Current efforts in our laboratory are aimed at further identifying the key components of the LKB1-AMPK signaling pathway that suppress tumorigenesis and metabolic disease, as well as decoding the circuits linking fundamental cell biological processes to physiology. We employ a variety of biochemical, cell-biological, and genetic mouse models to dissect these biological processes. The discovery of this ancient energy-sensing pathway has already led to fundamental insights into the mechanisms through which all eukaryotic organisms couple their growth to nutrient conditions and metabolism. A deeper understanding of the key components of this pathway connecting metabolism and cell growth will instruct us how to best exploit these endogenous mechanisms to combat specific forms of cancer and type 2 diabetes.
NOMIS Center for Immunobiology and Microbial Pathogenesis

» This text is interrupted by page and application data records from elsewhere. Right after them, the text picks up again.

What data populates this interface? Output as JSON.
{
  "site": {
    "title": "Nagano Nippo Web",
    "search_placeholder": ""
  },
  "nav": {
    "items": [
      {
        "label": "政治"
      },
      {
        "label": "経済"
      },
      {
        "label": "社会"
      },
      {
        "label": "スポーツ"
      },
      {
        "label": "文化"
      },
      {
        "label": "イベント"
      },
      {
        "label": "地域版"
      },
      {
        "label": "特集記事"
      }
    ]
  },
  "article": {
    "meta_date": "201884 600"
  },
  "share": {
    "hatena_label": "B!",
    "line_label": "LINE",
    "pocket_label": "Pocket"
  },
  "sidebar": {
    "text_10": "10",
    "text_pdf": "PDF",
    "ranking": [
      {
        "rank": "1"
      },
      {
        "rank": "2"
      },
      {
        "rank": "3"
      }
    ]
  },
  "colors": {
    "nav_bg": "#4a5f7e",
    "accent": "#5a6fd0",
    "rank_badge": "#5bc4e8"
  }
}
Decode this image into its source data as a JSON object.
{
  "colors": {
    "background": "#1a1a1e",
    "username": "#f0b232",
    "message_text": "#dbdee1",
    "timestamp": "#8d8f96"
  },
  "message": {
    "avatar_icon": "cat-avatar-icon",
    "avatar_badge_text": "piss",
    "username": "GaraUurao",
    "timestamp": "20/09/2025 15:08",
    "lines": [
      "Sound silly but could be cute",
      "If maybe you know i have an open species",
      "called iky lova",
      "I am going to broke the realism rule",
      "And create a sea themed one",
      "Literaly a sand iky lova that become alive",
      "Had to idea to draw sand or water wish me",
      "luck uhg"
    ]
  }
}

The immune system undergoes profound changes with the increase of age. In old adults, a significant decline occurs in the immune system’s ability to respond to vaccination and to protect the host against infection. Regulatory T cell (Treg) is a subset of T lymphocytes that suppress excessive immune response and prevent autoimmune diseases. The number of regulatory T cells increases substantially during the aging process compared to other T cell sub-populations in humans and mice. The expansion of Tregs in old individual can amplify their immunosuppressive function, and lead to compromised immune response against infection and tumor. Currently, the signals that drive Treg expansion during aging are poorly understood. It is also not clear if Tregs from aged individual retain the same immune suppression capacity as Tregs from the young. We are currently studying the dynamics of the Treg population during aging and characterizing the molecular signatures of aged Treg cells. Through our studies, we hope to develop strategies to manipulate Tregs to fine-tune the immune system in aged setting to fight against infections and cancer.